Book Review - Nameless Night by G. M. Ford
I was sent an advance readers copy of the novel Nameless Night by G. M. Ford. This was my first exposure to Ford, so I wasn't predisposed to like or dislike his work based on prior novels. And since this was billed as a "stand-alone" novel not based on any of his prior characters, I wasn't being dipped into the middle of a story-line I was unprepared for. Overall, Nameless Night was an entertaining read, with plenty of suspense and mystery as the main character searched for his true identity.
Paul Hardy had been living in an assisted-living facility for seven years. He was found near death back then, and he had no recollection or identification as to who he was or where he came from. It didn't help that he had facial injuries that distorted any true image of who he might have been. While out walking with one of his friends at the care center, he's hit by a car and again is near death. The driver, a software tycoon, pays for extensive reconstructive surgery on Paul's face, which also involves correcting some of the skull damage from the original accident. This surgery alters Paul's brain, restoring many of his mental faculties, but still doesn't answer the main question... who was Paul prior to the accident seven years ago? All he knows is that Paul Hardy isn't his real name, he has vague images of a past life in Florida, and all of a sudden federal agents are *very* interested in finding him. He's just as interested in avoiding them until he can get some answers, as being detained as a threat to "national security" means you many never surface again.
Overall, Nameless Night was a page turner. I enjoyed the premise of someone with no identity becoming whoever he wanted to be, since there was no past he had to conform to. I did think the reason behind his initial accident and the subsequent government efforts to find him was a bit strained. While anything is possible in a conspiracy novel, I just didn't get the feeling that this particular event would have led to the level of effort to eliminate Hardy and all the related individuals. Still, that didn't detract from the general urgency in the plot-line to figure out who he was and why someone considered him better off dead.

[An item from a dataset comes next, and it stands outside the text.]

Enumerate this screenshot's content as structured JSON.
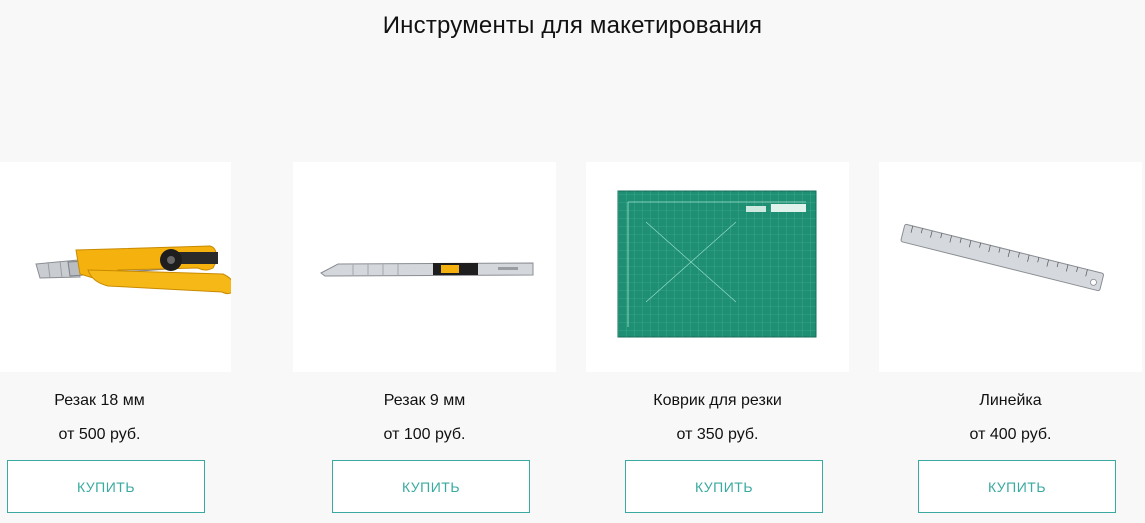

Nameless Night was a good escape from reality, and was worth the time spent reading it. Based on his work here, I'm likely to go back and check out some of Ford's earlier works.